The Craft Hub Project fully respects your right to privacy. The project will not collect any personal information about you on its websites without your clear permission. Any information, which you submit via the projects websites will be treated with the highest possible standards of security and confidentiality, strictly in accordance with the Data Protection Acts, 1988 & 2003. The lead partner for the Craft Hub Programme is Carlow County Council.
We are not responsible for the content or privacy practices of other linked websites to the Craft Hub Project. The project reserves the right to amend the scope of the privacy statement at any time which may include or exclude other sites.
The Craft Hub Project will not collect any personal data about you on its website, apart from information, which is submitted via web forms, or information volunteered via email. Any information provided in this manner, is not made available to any third parties, and is used by the Craft Hub Project solely for the purposes for which it is provided.
Technical details of your visit to the project website including IP addresses, browser details and web search terms, are recorded. This information will only be used for statistical and site management purposes. The project websites do not use web beacons.
This website puts small files (known as ‘cookies’) onto your computer to collect information about how you browse the site. Find out more about the cookies we use.
If you have any further questions please email: email@example.com
Web Browser – Software you use to read web pages. Examples are Microsoft Internet Explorer, Google Chrome, Firefox, Safari or Opera.
IP Address – The identifying details for your computer (or your Internet company’s computer), expressed in “Internet protocol” code. Every computer connected to the web has a unique IP address, although the address may not be the same every time a connection is made.
Cookies – A cookie is a block of data that a web server places on a user’s PC. Typically, it is used to ease navigation through the site. However, it is also a useful means for the web site identifying the user, tracking the user’s path through the site, and identifying repeat visits to the site by the same user (or same user’s machine). This can then lead to a web site owner being able to profile an individual users browsing habits – and all potentially done without the knowledge, or consent, of the user.

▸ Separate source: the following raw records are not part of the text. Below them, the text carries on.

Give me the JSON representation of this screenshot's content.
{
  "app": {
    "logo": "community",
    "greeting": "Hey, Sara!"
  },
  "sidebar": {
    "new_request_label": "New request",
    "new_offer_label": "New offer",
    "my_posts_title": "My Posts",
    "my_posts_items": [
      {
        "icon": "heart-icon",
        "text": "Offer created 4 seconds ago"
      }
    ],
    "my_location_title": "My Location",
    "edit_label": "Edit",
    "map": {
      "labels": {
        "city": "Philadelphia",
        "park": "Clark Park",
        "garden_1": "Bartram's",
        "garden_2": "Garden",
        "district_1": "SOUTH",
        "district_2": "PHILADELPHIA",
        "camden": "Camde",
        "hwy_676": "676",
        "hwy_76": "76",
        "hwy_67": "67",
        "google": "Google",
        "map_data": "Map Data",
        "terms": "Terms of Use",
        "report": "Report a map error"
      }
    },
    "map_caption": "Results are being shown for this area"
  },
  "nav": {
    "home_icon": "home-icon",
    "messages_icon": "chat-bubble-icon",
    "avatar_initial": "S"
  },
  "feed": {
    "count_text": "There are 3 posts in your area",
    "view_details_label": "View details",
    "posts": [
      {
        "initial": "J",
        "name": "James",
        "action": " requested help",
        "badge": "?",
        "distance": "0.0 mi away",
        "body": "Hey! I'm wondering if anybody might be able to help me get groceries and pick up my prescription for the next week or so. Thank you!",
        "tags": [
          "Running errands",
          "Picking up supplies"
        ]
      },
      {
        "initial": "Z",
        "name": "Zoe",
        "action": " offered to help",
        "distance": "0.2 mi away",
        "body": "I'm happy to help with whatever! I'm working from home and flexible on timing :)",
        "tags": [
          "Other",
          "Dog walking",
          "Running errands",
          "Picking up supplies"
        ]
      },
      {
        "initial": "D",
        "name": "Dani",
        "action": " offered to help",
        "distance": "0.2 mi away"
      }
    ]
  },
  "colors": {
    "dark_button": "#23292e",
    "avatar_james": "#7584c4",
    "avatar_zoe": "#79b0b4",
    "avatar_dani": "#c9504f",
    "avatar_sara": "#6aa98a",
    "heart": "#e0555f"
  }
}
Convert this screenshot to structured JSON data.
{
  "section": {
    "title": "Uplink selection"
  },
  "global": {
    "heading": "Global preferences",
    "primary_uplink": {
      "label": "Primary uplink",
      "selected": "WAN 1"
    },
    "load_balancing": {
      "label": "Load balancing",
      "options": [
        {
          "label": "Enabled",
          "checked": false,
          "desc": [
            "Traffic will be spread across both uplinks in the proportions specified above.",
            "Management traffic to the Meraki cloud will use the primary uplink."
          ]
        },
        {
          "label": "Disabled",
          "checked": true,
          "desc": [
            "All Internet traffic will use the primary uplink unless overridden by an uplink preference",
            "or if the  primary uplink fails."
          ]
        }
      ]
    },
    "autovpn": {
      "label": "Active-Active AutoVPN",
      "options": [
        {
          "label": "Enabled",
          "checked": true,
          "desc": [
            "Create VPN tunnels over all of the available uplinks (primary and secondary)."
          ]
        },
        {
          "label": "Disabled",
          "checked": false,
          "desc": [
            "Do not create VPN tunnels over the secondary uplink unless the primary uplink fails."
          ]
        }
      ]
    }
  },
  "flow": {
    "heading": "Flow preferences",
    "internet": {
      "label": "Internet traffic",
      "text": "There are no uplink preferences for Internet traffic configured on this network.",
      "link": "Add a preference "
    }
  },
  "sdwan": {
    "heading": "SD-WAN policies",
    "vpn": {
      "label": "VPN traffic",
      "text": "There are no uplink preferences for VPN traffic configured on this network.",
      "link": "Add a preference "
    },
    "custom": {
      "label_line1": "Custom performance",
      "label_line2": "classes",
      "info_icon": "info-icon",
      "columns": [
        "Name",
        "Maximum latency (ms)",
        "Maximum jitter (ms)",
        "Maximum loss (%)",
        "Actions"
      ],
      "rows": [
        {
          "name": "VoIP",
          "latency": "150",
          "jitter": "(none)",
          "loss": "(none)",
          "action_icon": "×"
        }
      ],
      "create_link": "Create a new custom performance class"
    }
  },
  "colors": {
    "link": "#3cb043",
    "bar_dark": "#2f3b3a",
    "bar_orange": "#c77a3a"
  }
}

Web Beacons – Also referred to as a Web bug or a pixel tag. The beacon is usually a small transparent graphic, one pixel in size, which may be located on a web page or in an email. The transparent pixel is normally set to load an image from a different location on the web and may pass user information to the web server, such as the IP address, the duration of the visit and browser type. Turning off the browser’s cookies will prevent Web beacons from tracking the user’s activity.